On the intermediate river risks are about comparable if pipe is to be buried, and on smaller rivers Canada affords sa fer crossings for the general case. Hazard to crossings for suspended pipelines for large rivers are very much less than to intermediate and small rivers with wide fluctuations in flow volumes and attempted pipe burial.
In Alaska, in addition, there is the compound problem of glacier dam bursts to be contended with along the sections of the route passing near and through the Alaskan range. This is not encountered along any of the Canadian route either in Alaska or Canada. These dam bursts occasioned when lakes imponded behind glaciers force their way outward suddenly, adding many times the expected discharges to small drainage channels with much scour and sediment movement. These occur in the highest seismic and landslide risk parts of the southern Alaskan route only.
While the Secretary is again technically correct when he states in this congressional letter of April 4 that the Canadian pipeline would cross nearly twice as great a length of area underlain by permafrost, based on very inadequate data from Alaska and Canada, he has been seriously misled if he believes that the Canadian permafrost will create greater hazard.
Depending upon the actual route chosen from Prudhoe Bay to the Mackenzie corridor, permafrost hazard may be equal or considerably less with the Canadian route.

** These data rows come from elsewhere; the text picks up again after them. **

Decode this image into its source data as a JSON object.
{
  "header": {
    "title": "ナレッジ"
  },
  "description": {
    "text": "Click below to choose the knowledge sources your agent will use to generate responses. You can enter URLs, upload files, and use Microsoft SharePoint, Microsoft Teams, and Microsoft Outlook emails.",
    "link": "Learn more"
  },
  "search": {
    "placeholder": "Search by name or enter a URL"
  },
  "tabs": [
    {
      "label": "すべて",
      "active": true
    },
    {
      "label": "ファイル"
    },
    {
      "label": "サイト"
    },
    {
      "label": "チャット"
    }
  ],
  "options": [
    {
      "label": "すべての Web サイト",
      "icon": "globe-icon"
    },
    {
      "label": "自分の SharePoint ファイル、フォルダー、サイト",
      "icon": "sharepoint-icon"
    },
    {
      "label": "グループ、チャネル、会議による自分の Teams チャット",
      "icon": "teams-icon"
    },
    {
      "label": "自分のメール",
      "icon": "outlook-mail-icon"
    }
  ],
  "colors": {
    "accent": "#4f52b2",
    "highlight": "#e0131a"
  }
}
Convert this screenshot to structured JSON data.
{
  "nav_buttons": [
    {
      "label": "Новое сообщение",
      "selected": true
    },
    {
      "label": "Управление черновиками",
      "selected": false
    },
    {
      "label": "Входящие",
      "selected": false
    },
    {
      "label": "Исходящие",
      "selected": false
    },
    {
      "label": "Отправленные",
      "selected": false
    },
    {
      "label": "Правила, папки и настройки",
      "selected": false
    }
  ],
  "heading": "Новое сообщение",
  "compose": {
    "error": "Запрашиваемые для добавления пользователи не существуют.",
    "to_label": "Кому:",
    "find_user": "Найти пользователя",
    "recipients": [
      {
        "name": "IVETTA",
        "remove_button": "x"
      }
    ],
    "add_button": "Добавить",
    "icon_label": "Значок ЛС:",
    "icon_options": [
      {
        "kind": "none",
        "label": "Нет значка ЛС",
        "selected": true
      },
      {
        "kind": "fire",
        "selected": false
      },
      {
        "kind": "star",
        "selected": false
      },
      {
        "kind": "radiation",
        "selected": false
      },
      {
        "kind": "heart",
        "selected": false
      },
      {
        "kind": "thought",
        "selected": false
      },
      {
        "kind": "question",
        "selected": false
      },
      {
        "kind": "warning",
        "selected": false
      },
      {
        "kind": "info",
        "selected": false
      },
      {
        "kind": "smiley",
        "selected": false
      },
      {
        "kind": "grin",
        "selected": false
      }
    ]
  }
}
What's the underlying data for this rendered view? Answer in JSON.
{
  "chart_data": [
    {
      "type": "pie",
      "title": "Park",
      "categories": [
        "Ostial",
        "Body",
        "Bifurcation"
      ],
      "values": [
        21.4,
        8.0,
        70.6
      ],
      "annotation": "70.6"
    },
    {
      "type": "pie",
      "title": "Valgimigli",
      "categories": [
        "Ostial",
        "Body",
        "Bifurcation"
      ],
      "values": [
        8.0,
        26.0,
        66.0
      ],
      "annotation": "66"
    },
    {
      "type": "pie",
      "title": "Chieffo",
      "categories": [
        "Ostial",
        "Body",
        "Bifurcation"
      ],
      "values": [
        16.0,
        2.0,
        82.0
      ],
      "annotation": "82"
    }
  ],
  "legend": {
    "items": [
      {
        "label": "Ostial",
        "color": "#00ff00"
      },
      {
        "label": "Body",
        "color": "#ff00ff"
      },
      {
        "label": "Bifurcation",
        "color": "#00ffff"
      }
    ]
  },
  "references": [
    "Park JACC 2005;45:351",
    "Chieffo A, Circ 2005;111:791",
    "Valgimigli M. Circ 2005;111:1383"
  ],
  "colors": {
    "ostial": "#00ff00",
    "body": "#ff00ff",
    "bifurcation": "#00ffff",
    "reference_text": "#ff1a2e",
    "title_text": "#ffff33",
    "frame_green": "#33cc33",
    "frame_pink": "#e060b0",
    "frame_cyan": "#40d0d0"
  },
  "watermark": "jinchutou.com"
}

This is because the flanks of the Brooks Range are underlain by drier permafrost than the Arctic Coastal Plain or interior Alaska permafrost areas.
These upland dry permafrost areas post some hazard to concentrations of runoff but do not pose the thaw-instability problems that are by now well understood for the Alaskan route.
The offshore alternative doubtless has some permafrost formed during the lower glacial-age sea level stands, but this does not probably extend to depths below 100 to 200 feet and such depths are found within several miles of shore along most of the route, particularly toward Canada.
Thus, there is a potential route with very little permafrost. The Mackenzie River Valley itself has less permafrost than might be expected by comparison to Alaska since it is the locus of a north flowing river carrying huge quantities of heat northward and thawing its